As Louis Collins and I discuss his nearly half-century in the book business, it’s impossible for me to not take notice of his goofy blue sweatshirt, which reads “I TOOK THE PLUNGE! SPA HOT SPRINGS MOTEL WHITE SULFUR SPRINGS, MT.” Collins, the owner of our September Bookstore of the Month, Louis Collins Books, comes across as eminently comfortable in his own skin; he seems happy with his lot in life.

Collins frequently shops in other bookstores around Seattle. You might be surprised by some of his favorites; for example, he still laments the closing of the Capitol Hill Half Price Books, which he thought was pretty good for browsing. The location was outperforming its sales goals, Collins says, and only closed because the rent was increased beyond a sustainable level.

So what does he like to read? He begins with the most common booksellers’ refrain: “I read everything.” Then he narrows it down: “I like to read history. I love anthropology detective stories like Tony Hillerman.” Collins is a fan of mysteries that insert readers into other cultures and provide real information; he calls Hillerman “one of the best,” for instance, because when reading one of his mysteries, he learned the difference between the Navajo and Hopi peoples.

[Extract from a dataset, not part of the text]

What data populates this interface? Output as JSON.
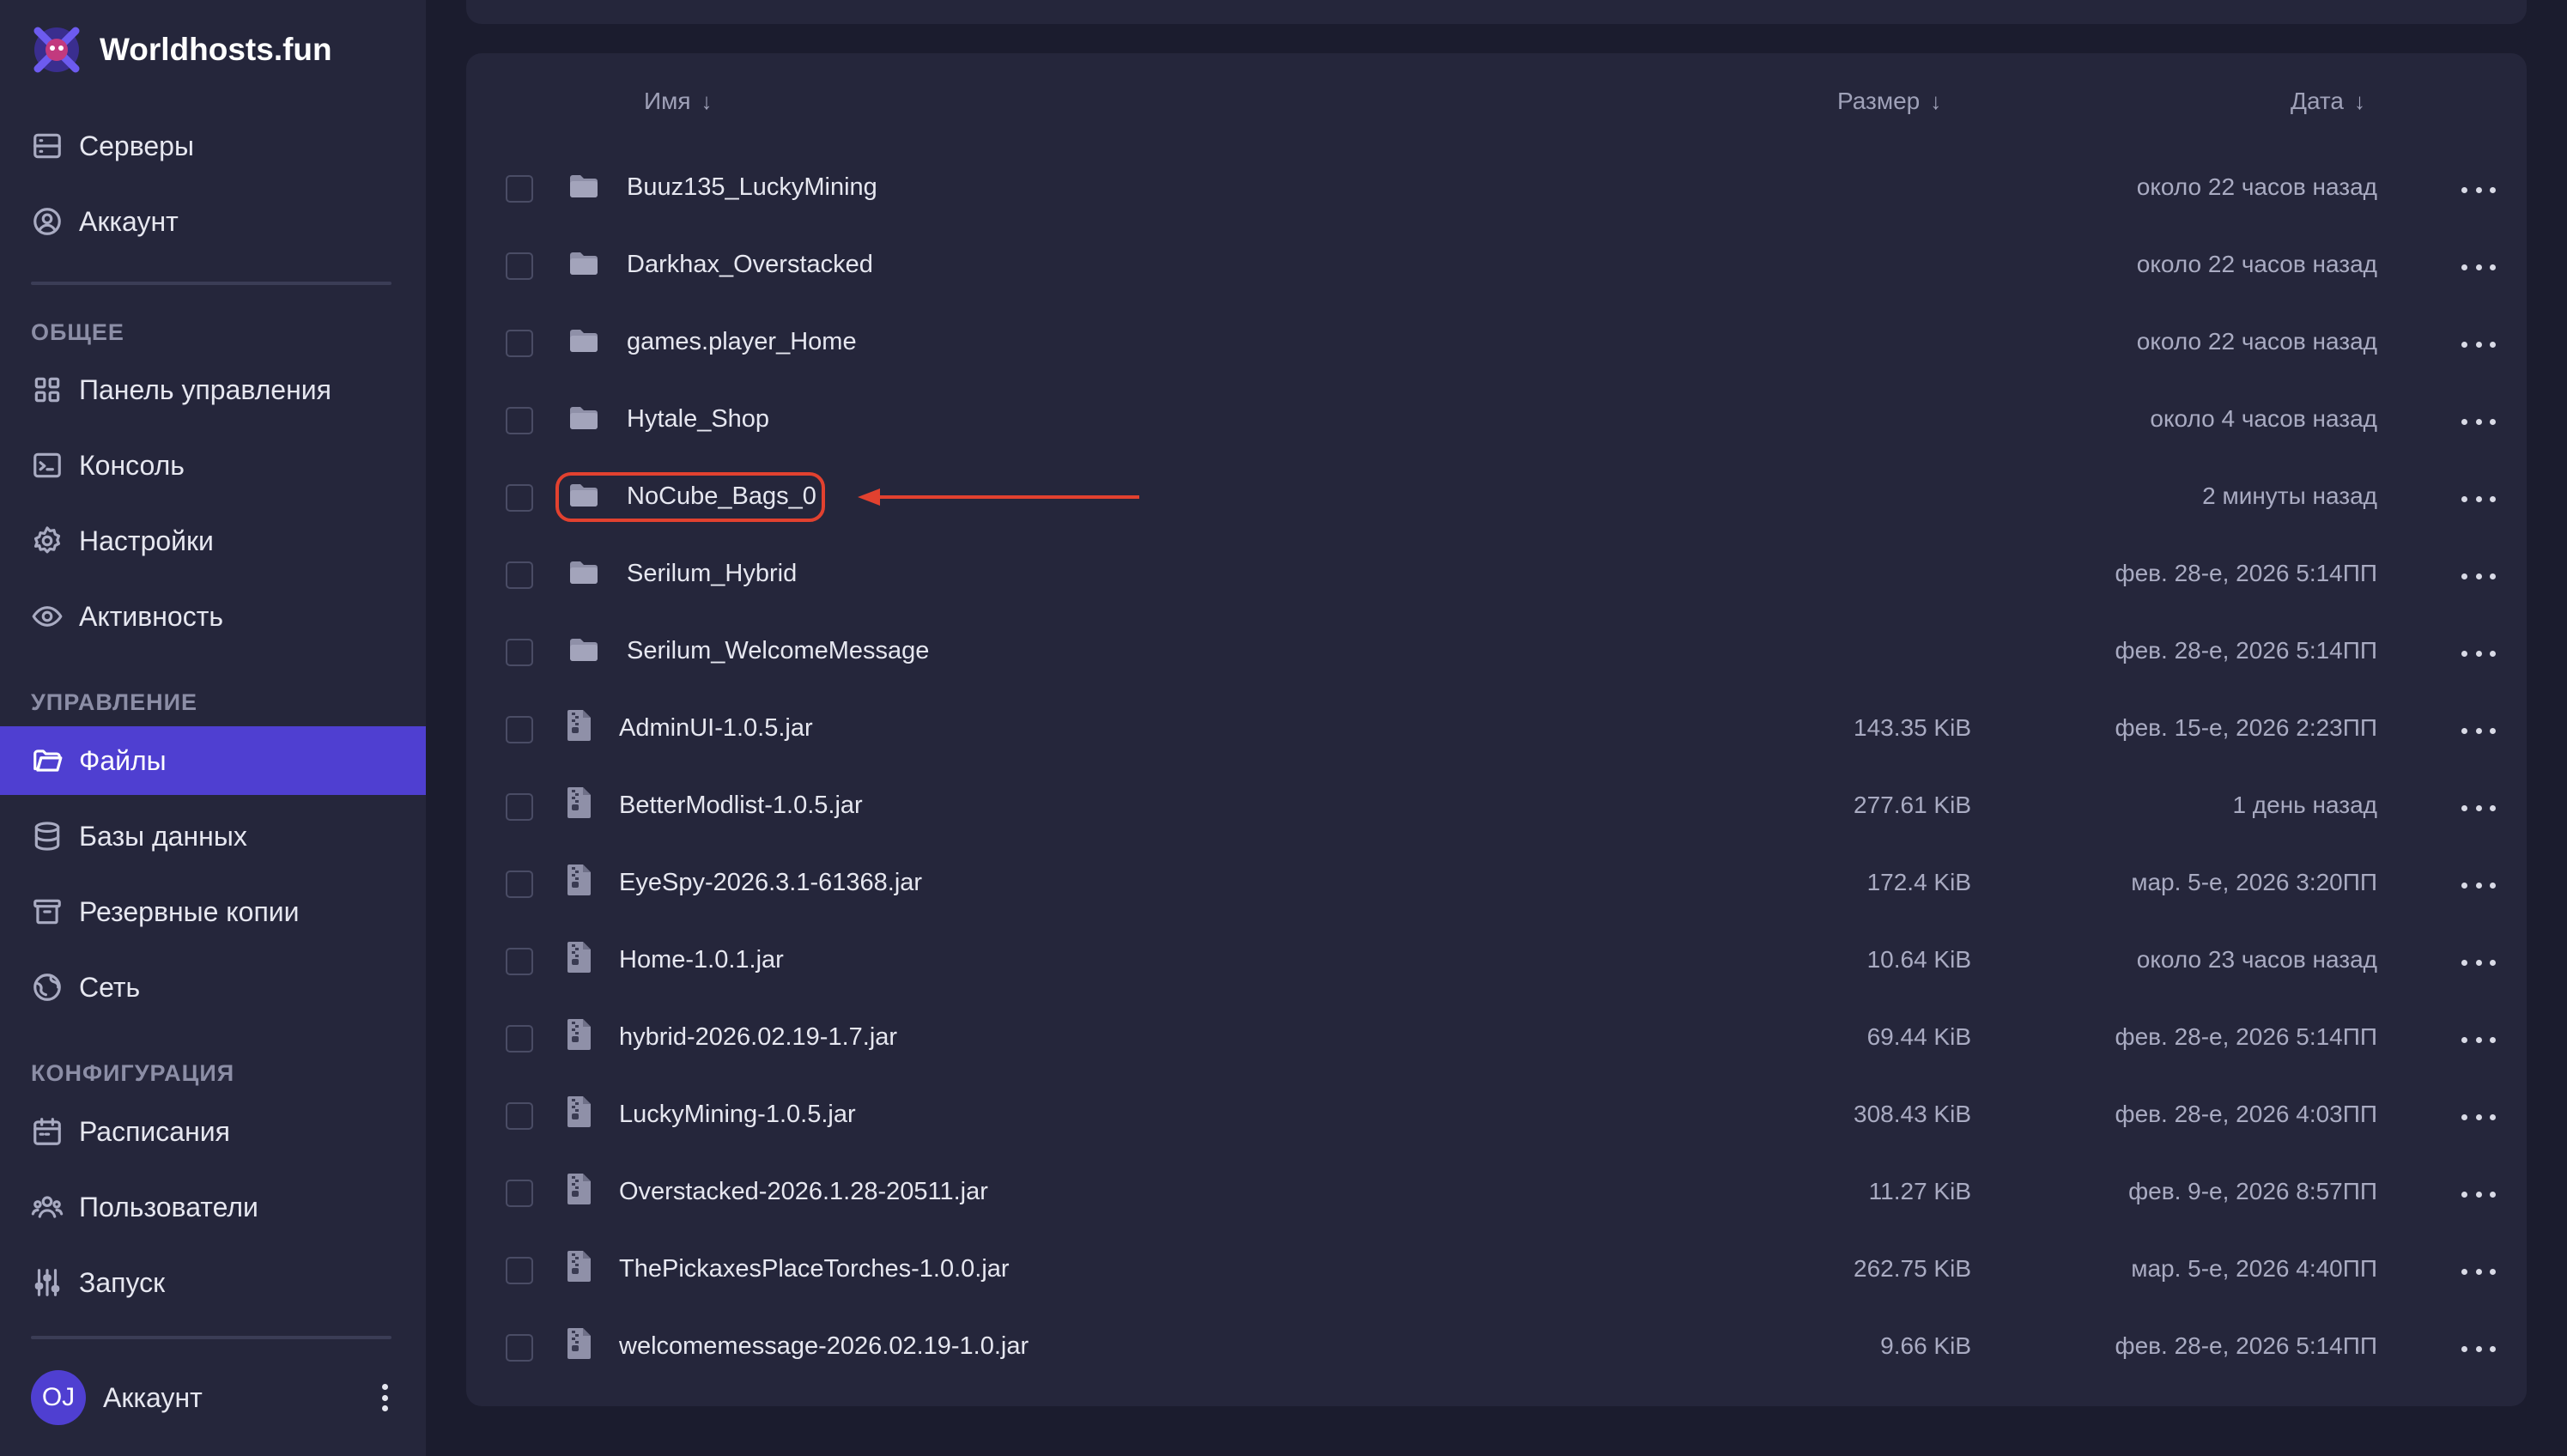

The only kind of books Collins isn’t crazy about? Textbooks. “I like to read overviews of things,” he says. He mentions James Gleick’s book Chaos as a perfect example of his favorite kind of reading experience, authors who can provide “an amateur’s view of something in an intelligent way.”

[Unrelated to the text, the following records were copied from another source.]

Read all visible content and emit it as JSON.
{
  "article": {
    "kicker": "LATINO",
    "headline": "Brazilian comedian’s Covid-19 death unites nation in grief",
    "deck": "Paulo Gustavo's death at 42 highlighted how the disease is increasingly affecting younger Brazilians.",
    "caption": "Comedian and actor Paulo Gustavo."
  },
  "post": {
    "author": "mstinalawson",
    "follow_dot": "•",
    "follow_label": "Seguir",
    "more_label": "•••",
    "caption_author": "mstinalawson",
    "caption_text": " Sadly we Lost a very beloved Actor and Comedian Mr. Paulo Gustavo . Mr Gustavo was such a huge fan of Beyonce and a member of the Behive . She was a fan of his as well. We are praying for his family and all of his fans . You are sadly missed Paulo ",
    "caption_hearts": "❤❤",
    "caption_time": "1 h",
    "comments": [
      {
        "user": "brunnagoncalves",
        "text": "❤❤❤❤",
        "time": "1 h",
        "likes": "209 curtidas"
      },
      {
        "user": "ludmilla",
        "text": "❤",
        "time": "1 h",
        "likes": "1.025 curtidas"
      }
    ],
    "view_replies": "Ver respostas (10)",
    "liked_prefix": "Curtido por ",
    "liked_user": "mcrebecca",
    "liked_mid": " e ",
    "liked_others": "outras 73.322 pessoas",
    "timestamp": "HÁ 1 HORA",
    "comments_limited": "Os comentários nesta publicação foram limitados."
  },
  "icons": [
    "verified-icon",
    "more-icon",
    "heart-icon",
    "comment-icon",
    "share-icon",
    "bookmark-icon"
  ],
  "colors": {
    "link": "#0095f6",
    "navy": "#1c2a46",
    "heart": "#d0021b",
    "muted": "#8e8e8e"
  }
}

Collins seems happy to have spent his life with books. He admits that at one time not so long ago, if someone came to him with an offer, he’d have “walked out of here with a suitcase” immediately, but now that he’s training a successor to take over, he’s enjoying the business again. “With Bill coming in, the business works. Doing it all myself was unpleasant, but working with somebody who is involved with it and would like to take it to the next level” makes it all rewarding again. Collins, in short, has found his groove again.